Roles I've Come to Know

Last updated: November 2019

We all have one and as a matter of fact, I am one. A mother. Some of our a.k.a. tags are mama, mommy, and as my childhood friend called her mom, madear. Call us what you may but we are the ultimate caregivers. I will go out on a limb and say that most moms want to be considered as such, and many are. But to be honest, there are some that are reluctant, if only at the start, and grow into the mother caretaker role.

Wishing I could return to my former self

But hey, what if? What if you are that mother that lives up to the supermom hype? What if suddenly you became unable to provide for your child some of the things, the physical things they and you have been accustomed to giving, to doing? It does happen you know. Maybe not to you or anyone in your social circle. But to a great number of moms, and dads too, it has happened. The change might be due to an accident, a sudden major illness or even an unexpected chronic illness. In my case, it has been multiple sclerosis, which 3 years ago became secondary-progressive multiple sclerosis. And yes, there is anger and my wishing that I could return to that former self that had physical vitality and stamina to do things that are required.

Our roles have flip-flopped

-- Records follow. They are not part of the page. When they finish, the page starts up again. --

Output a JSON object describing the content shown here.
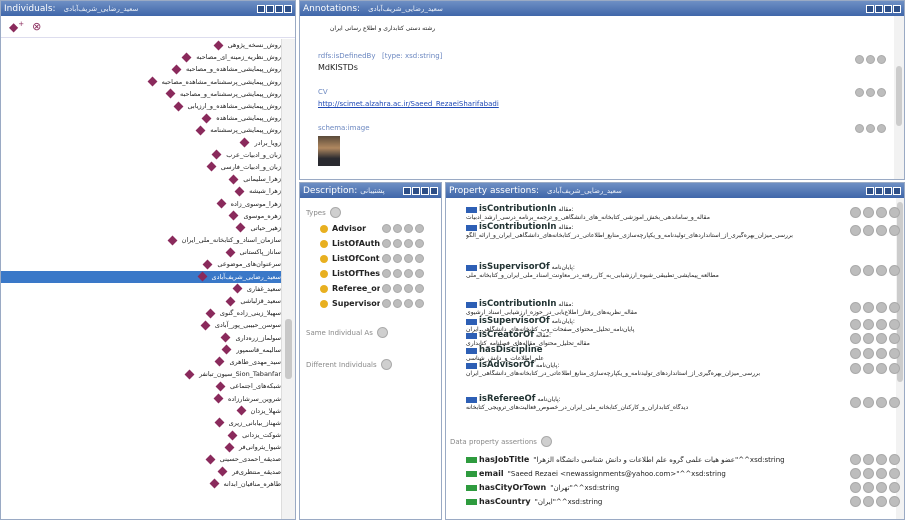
{
  "individuals": {
    "title": "Individuals:",
    "subtitle": "سعید_رضایی_شریف‌آبادی",
    "items": [
      "روش_نسخه_پژوهی",
      "روش_نظریه_زمینه_ای_مصاحبه",
      "روش_پیمایشی_مشاهده_و_مصاحبه",
      "روش_پیمایشی_پرسشنامه_مشاهده_مصاحبه",
      "روش_پیمایشی_پرسشنامه_و_مصاحبه",
      "روش_پیمایشی_مشاهده_و_ارزیابی",
      "روش_پیمایشی_مشاهده",
      "روش_پیمایشی_پرسشنامه",
      "زویا_برادر",
      "زبان_و_ادبیات_عرب",
      "زبان_و_ادبیات_فارسی",
      "زهرا_سلیمانی",
      "زهرا_شیشه",
      "زهرا_موسوی_زاده",
      "زهره_موسوی",
      "زهیر_حیاتی",
      "سازمان_اسناد_و_کتابخانه_ملی_ایران",
      "ساناز_پاکستانی",
      "سرعنوان‌های_موضوعی",
      "سعید_رضایی_شریف‌آبادی",
      "سعید_غفاری",
      "سعید_قزلباشی",
      "سهیلا_زینی_زاده_گنوی",
      "سوسن_حبیبی_پور_آبادی",
      "سولماز_زره‌داری",
      "سالیمه_قاسمپور",
      "سید_مهدی_طاهری",
      "Sion_Tabanfar_سیون_تبانفر",
      "شبکه‌های_اجتماعی",
      "شروین_سرشارزاده",
      "شهلا_یزدان",
      "شهناز_بیابانی_زیری",
      "شوکت_یزدانی",
      "شیوا_یثروانی‌فر",
      "صدیقه_احمدی_حسینی",
      "صدیقه_منتظری‌فر",
      "طاهره_منافیان_ابدانه"
    ],
    "selected_index": 19
  },
  "annotations": {
    "title": "Annotations:",
    "subtitle": "سعید_رضایی_شریف‌آبادی",
    "top_text": "رشته دستی کتابداری و اطلاع رسانی ایران",
    "rows": [
      {
        "label": "rdfs:isDefinedBy",
        "type": "[type: xsd:string]",
        "value": "MdKISTDs"
      },
      {
        "label": "CV",
        "value": "http://scimet.alzahra.ac.ir/Saeed_RezaeiSharifabadi"
      },
      {
        "label": "schema:image"
      }
    ]
  },
  "description": {
    "title": "Description:",
    "subtitle": "پشتیبانی",
    "types_label": "Types",
    "types": [
      "Advisor",
      "ListOfAuth",
      "ListOfCont",
      "ListOfThes",
      "Referee_or",
      "Supervisor"
    ],
    "same_as_label": "Same Individual As",
    "different_label": "Different Individuals"
  },
  "property_assertions": {
    "title": "Property assertions:",
    "subtitle": "سعید_رضایی_شریف‌آبادی",
    "rows": [
      {
        "prop": "isContributionIn",
        "prefix": "مقاله:",
        "text": "مقاله_و_ساماندهی_بخش_آموزشی_کتابخانه_های_دانشگاهی_و_ترجمه_برنامه_درسی_ارشد_ادبیات"
      },
      {
        "prop": "isContributionIn",
        "prefix": "مقاله:",
        "text": "بررسی_میزان_بهره‌گیری_از_استانداردهای_تولیدنامه_و_یکپارچه‌سازی_منابع_اطلاعاتی_در_کتابخانه‌های_دانشگاهی_ایران_و_ارائه_الگو"
      },
      {
        "prop": "isSupervisorOf",
        "prefix": "پایان‌نامه:",
        "text": "مطالعه_پیمایشی_تطبیقی_شیوه_ارزشیابی_به_کار_رفته_در_معاونت_اسناد_ملی_ایران_و_کتابخانه_ملی"
      },
      {
        "prop": "isContributionIn",
        "prefix": "مقاله:",
        "text": "مقاله_نظریه‌های_رفتار_اطلاع‌یابی_در_حوزه_ارزشیابی_اسناد_آرشیوی"
      },
      {
        "prop": "isSupervisorOf",
        "prefix": "پایان‌نامه:",
        "text": "پایان‌نامه_تحلیل_محتوای_صفحات_وب_کتابخانه‌های_دانشگاهی_ایران"
      },
      {
        "prop": "isCreatorOf",
        "prefix": "مقاله:",
        "text": "مقاله_تحلیل_محتوای_مقاله‌های_فصلنامه_کتابداری"
      },
      {
        "prop": "hasDiscipline",
        "prefix": "",
        "text": "علم_اطلاعات_و_دانش_شناسی"
      },
      {
        "prop": "isAdvisorOf",
        "prefix": "پایان‌نامه:",
        "text": "بررسی_میزان_بهره‌گیری_از_استانداردهای_تولیدنامه_و_یکپارچه‌سازی_منابع_اطلاعاتی_در_کتابخانه‌های_دانشگاهی_ایران"
      },
      {
        "prop": "isRefereeOf",
        "prefix": "پایان‌نامه:",
        "text": "دیدگاه_کتابداران_و_کارکنان_کتابخانه_ملی_ایران_در_خصوص_فعالیت‌های_ترویجی_کتابخانه"
      }
    ],
    "data_label": "Data property assertions",
    "data_rows": [
      {
        "prop": "hasJobTitle",
        "value": "\"عضو هیات علمی گروه علم اطلاعات و دانش شناسی دانشگاه الزهرا\"^^xsd:string"
      },
      {
        "prop": "email",
        "value": "\"Saeed Rezaei <newassignments@yahoo.com>\"^^xsd:string"
      },
      {
        "prop": "hasCityOrTown",
        "value": "\"تهران\"^^xsd:string"
      },
      {
        "prop": "hasCountry",
        "value": "\"ایران\"^^xsd:string"
      }
    ]
  }
}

And then there is the fun stuff. Every family has a list of, right? All that stuff on the list and believing them to be done the same old way. The truth is, adjustments may have to be made in order to do certain activities with and for your child. Grief felt over what I could no longer do, because of deteriorating capabilities was more than a bitter pill to swallow. As a matter of fact, I have choked on that pill very many times. And my youngest kiddo whom I live with is 22 years old and is a young woman with dreams and aspirations. Now our roles have flip-flopped. She is now my caregiver. The only one. My only one.

The true value of a mother

It took a therapist visiting me at home to remind me, after I shed a few tears in front of him, about my new normal, about my daughter's new normal. He reminded me that my role consists of, has always consisted of more than the physical. He said to me, "Nina is a young woman and she still needs her mother." Those wise words helped bring me back to my senses and to the true value of a mother... Nina's mother.

By providing your email address, you are agreeing to our privacy policy.

This article represents the opinions, thoughts, and experiences of the author; none of this content has been paid for by any advertiser. The team does not recommend or endorse any products or treatments discussed herein. Learn more about how we maintain editorial integrity here.

Join the conversation

or create an account to comment.

Community Poll

Does anyone else in your family have MS?